>>    incremental deployment.
>> I'd delete "cost effective" here and look for other occurrences
>> of "cost" as candidates for deletion.  This is supposed to be
>> a technical document, so discussion of costs is a bit off-target.

Fair enough.

>> - First item after Figure 2:
>>    1.  HostA retrieves the EID_B of HostB, typically querying the DNS
>>        and obtaining and A or AAAA record.
>> "and A" -> "an A"  (spelling checkers don't catch everything).

Already noted and will be fixed.

>> - 3.3.1.  LISP Encapsulation
>>    On the other hand, Recursive
>>    tunnels are nested tunnels and are implemented by using multiple LISP
>>    encapsulations on a packet.
>> The above sentence seems out of place in the middle of a paragraph about
>> Re-encapsulating tunnels and routers - I suggest moving it down into its
>> own paragraph and perhaps adding a sentence about where/how Recursive
>> tunnels may be useful.

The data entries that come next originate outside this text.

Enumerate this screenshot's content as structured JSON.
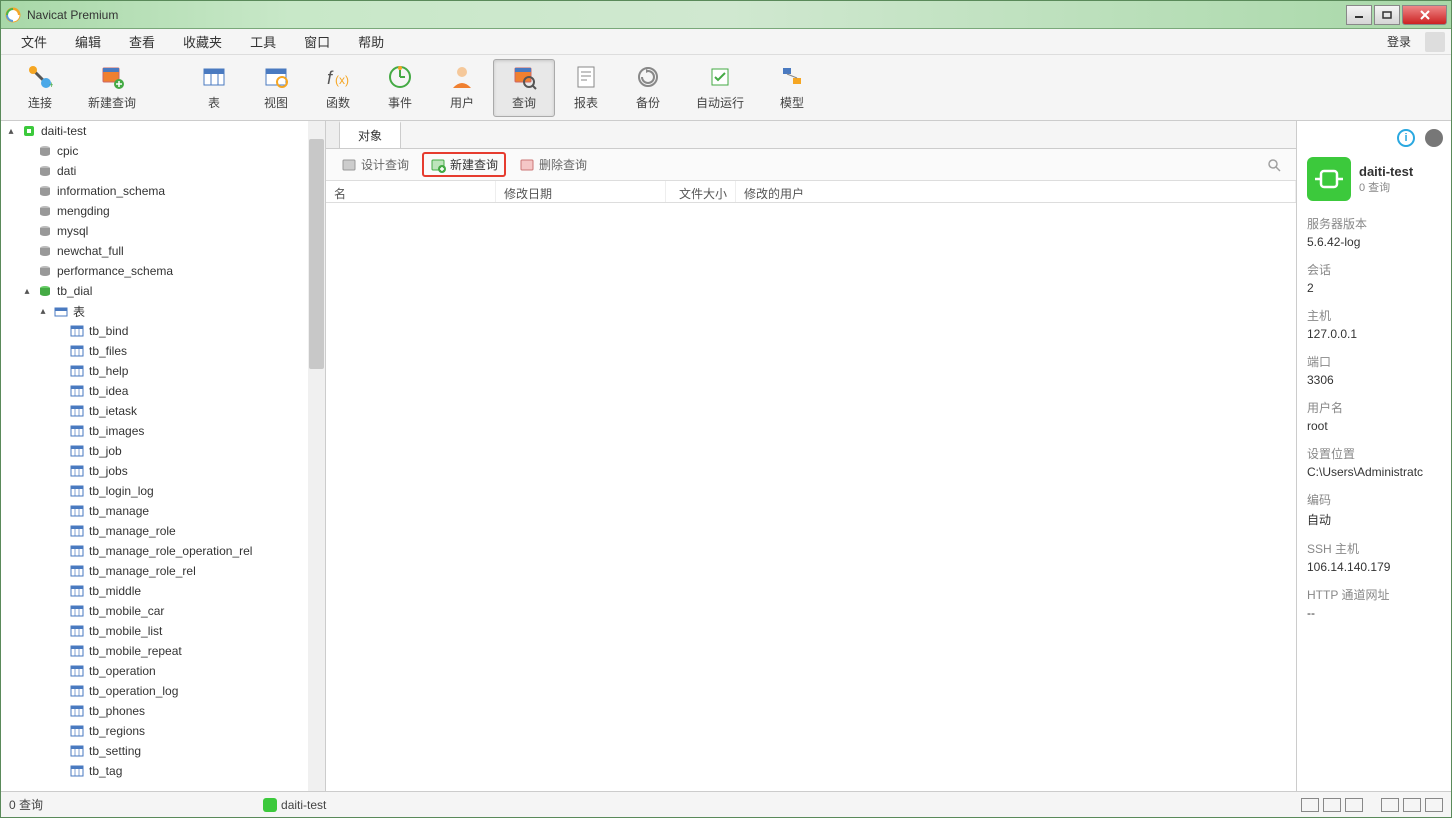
{
  "title": "Navicat Premium",
  "menubar": [
    "文件",
    "编辑",
    "查看",
    "收藏夹",
    "工具",
    "窗口",
    "帮助"
  ],
  "login_label": "登录",
  "toolbar": [
    {
      "label": "连接",
      "name": "connect"
    },
    {
      "label": "新建查询",
      "name": "new-query"
    },
    {
      "label": "表",
      "name": "table"
    },
    {
      "label": "视图",
      "name": "view"
    },
    {
      "label": "函数",
      "name": "function"
    },
    {
      "label": "事件",
      "name": "event"
    },
    {
      "label": "用户",
      "name": "user"
    },
    {
      "label": "查询",
      "name": "query",
      "active": true
    },
    {
      "label": "报表",
      "name": "report"
    },
    {
      "label": "备份",
      "name": "backup"
    },
    {
      "label": "自动运行",
      "name": "automation"
    },
    {
      "label": "模型",
      "name": "model"
    }
  ],
  "tree": {
    "connection": "daiti-test",
    "databases": [
      "cpic",
      "dati",
      "information_schema",
      "mengding",
      "mysql",
      "newchat_full",
      "performance_schema"
    ],
    "open_db": "tb_dial",
    "tables_label": "表",
    "tables": [
      "tb_bind",
      "tb_files",
      "tb_help",
      "tb_idea",
      "tb_ietask",
      "tb_images",
      "tb_job",
      "tb_jobs",
      "tb_login_log",
      "tb_manage",
      "tb_manage_role",
      "tb_manage_role_operation_rel",
      "tb_manage_role_rel",
      "tb_middle",
      "tb_mobile_car",
      "tb_mobile_list",
      "tb_mobile_repeat",
      "tb_operation",
      "tb_operation_log",
      "tb_phones",
      "tb_regions",
      "tb_setting",
      "tb_tag"
    ]
  },
  "tabs": {
    "object": "对象"
  },
  "actions": {
    "design": "设计查询",
    "new": "新建查询",
    "delete": "删除查询"
  },
  "columns": {
    "name": "名",
    "modified": "修改日期",
    "size": "文件大小",
    "user": "修改的用户"
  },
  "info": {
    "conn_name": "daiti-test",
    "conn_sub": "0 查询",
    "server_version_label": "服务器版本",
    "server_version": "5.6.42-log",
    "session_label": "会话",
    "session": "2",
    "host_label": "主机",
    "host": "127.0.0.1",
    "port_label": "端口",
    "port": "3306",
    "user_label": "用户名",
    "user": "root",
    "settings_label": "设置位置",
    "settings": "C:\\Users\\Administratc",
    "encoding_label": "编码",
    "encoding": "自动",
    "ssh_label": "SSH 主机",
    "ssh": "106.14.140.179",
    "http_label": "HTTP 通道网址",
    "http": "--"
  },
  "statusbar": {
    "left": "0 查询",
    "conn": "daiti-test"
  }
}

Good suggestion and makes sense.

>> - 3.3.2.  LISP Forwarding State
>>    In the LISP architecture, ITRs keep just enough information to route
>>    traffic flowing through it.
>> "it." -> "them."
>>    Meaning that, ITRs retrieve from the
>>    LISP Mapping System mappings between EID prefixes and RLOCs that are
>>    used to encapsulate packets.
>> This is the first use of the notion of EID prefixes.  That concept should
>> be explained before it is used, although a forward reference to section
>> 3.4.1 may suffice.  It might be better to rewrite this paragraph in terms
>> of EIDs and leave the notion of EID prefixes to section 3.4.1.

Hmm, I'll let Albert and Damien decide if we should state "EID-prefixes" everywhere instead of just "EID".

>> - 4.4.  MTU Handling
>>    Additionally, LISP also recommends inferring reachability of locators
>>    by using information provided by the underlay, in particular:
>> It'd be useful to add a sentence or two about how LISP and the techniques
>> in this section interact with host use of PMTUD and PLPMTUD.

This is a lot of detail because in RFC6830 we have 3 positions or options on the subject. And we did provide a reference to RFC6830 for this topic.

>> - Next to last paragraph on p.17:
>>    Additionally, LISP also recommends inferring reachability of locators
>>    by using information provided by the underlay, in particular:
>> This looks like it's a paragraph early and needs to be moved down to
>> after the paragraph that follows it.


>> idnits 2.13.01 didn't find any nits.
>> Thanks,
>> --David

Thanks again David.